As important as the Mark-Emma relationship is (and how fantastic Keegan-Michael Key was this season), Playing House is always at its best when it focuses on the bond Maggie and Emma have. That's what this finale is ultimately about. It's a celebration of all the great things that have happened over these two seasons (and one year in the show's timeline). Maggie wants to do something to show Emma just how much she appreciates everything she has done for her. This journey has been difficult at times. But now, everyone is in a place of relative stability and happiness. She wants to surprise Emma with Kenny Loggins tickets and a special song dedication. Of course, certain events happen that get in the way of things going as planned. It leads to the rousing return of Bosephus and Jandana as they scheme to get into the concert. It then works too well. They actually get to meet Kenny Loggins but their impromptu freakout gets them thrown into a cell and away from the concert. It's there that the two have their big moment together of celebrating and appreciating each other. It is beautiful to watch.

It's also great to know that things have a way of magically working themselves out in the end. Mark gets Maggie and Emma out of the cell while Zach gets them onto Kenny's tour bus. Kenny really was touched by the letter Maggie wrote about Emma. That leads to a nice simple song between the three of them. It was a wonderful triumph for the season. The future may be uncertain. Emma doesn't know if something will happen with Mark and whether it will actually be good. Maggie is doing her best to become a nurse but she doesn't know how that will go either. But the two of them will always have each other to look out for their best interests. And sometimes, they'll just get to sing "Celebrate Me Home" with Kenny Loggins. This season was purely magical.
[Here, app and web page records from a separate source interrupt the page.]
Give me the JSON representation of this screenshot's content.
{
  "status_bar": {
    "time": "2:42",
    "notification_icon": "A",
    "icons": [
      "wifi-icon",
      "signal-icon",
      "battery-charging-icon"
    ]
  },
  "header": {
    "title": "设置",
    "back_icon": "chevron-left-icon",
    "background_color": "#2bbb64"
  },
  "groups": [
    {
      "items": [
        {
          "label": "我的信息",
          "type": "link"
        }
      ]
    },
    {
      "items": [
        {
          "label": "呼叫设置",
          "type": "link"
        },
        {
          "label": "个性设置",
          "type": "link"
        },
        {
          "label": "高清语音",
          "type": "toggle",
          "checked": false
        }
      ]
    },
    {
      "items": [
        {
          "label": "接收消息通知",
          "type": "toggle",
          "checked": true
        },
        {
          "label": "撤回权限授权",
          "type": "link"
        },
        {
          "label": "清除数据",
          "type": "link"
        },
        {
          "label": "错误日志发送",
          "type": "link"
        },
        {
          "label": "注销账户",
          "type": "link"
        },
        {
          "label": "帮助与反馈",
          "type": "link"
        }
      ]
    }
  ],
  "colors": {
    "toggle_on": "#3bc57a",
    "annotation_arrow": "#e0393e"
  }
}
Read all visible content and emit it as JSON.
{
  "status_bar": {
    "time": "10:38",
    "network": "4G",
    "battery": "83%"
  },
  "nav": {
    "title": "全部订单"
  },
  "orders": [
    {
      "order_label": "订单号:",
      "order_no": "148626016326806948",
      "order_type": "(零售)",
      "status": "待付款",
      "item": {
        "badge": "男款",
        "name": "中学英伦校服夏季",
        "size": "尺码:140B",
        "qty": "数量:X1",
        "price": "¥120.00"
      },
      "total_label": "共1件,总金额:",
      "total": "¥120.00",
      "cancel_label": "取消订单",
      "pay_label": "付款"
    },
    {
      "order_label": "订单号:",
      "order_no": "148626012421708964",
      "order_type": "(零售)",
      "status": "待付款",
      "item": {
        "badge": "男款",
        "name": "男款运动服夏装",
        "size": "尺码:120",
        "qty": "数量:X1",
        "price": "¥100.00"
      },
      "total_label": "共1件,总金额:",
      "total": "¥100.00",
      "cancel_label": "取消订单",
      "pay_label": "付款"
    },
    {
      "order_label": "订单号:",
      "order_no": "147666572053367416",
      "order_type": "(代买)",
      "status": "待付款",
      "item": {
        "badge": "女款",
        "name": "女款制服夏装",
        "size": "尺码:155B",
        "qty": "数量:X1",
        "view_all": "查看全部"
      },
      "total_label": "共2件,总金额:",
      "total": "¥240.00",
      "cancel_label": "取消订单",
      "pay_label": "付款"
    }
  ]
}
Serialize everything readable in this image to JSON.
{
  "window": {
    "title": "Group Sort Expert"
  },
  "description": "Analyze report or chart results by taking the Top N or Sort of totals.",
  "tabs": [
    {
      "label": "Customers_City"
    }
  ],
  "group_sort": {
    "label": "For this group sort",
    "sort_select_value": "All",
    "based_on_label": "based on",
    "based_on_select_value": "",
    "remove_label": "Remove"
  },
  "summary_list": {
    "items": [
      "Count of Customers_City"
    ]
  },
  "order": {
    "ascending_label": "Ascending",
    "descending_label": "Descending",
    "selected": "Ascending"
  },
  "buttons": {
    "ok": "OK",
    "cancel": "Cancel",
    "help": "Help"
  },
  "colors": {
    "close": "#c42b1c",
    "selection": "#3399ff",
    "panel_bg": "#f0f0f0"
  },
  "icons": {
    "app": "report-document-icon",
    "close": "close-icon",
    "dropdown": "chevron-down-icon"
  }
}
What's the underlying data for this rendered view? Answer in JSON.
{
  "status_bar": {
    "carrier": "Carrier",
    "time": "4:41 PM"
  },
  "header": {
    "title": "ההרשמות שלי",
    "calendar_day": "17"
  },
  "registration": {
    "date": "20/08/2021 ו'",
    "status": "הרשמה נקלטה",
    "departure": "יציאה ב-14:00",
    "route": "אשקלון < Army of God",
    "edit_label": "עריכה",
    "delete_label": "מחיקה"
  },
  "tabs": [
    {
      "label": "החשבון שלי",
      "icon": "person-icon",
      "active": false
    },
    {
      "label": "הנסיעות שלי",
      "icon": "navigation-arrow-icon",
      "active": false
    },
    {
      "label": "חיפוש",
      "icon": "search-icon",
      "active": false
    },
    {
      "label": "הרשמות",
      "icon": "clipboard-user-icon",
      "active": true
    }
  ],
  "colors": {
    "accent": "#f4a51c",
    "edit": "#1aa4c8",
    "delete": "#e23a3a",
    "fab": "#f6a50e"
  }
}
Some more thoughts:
  • "Officer of the Year" was written by Vera Santamaria and directed by Stuart McDonald.
  • "Celebrate Me Scones" was written by Lennon Parham & Jessica St. Clair and directed by Stuart McDonald.
  • Maggie and Bruce sleep together again because of how well they worked together on the dance floor. And yet, both understand that it was just one moment of fun. It's not going to lead to anything else. They are happy with things the way that they are. Everything works. That shows such maturity for the two of them as a couple. They have come a long way since the beginning of the series.
  • It was a bit disappointing that Zach Woods was only in two episodes this season because Zach is always such an amusing character. His brief flirtation here with Pamela Adlon's Pam was hilarious. 
  • Zach's codename of choice is Bernadette Peters. That just makes perfect sense.
  • Dan: "I call her pony because she kicks in bed."
  • Maggie on Mark's outfit choice: "You are neither an Asian gentleman or Steven Seagal."
  • Emma: "I thought you were Bruce and I don't like him."
  • Emma: "So all the times I thought you weren't doing police work, you were?"
  • Maggie: "Bruce! It's our song!" The two of them really do complement each other well on the dance floor.
  • Zach: "How is she able to lift that?" Emma: "She's still breast feeding."
  • Zach on pitch: "Doorbells. None of them are right."
  • Maggie: "Why are you dressed like Shaft?" Mark: "Why am I dressed like Shaft? Are you hunting wabbits?"
  • As was the case last year, it's uncertain if USA will order any more episodes of Playing House. It's such a fun show that I desperately want to see more of. The ratings certainly are low. But the network also tried something different with how the episodes were released. I wonder how much that will factor into the renewal decision.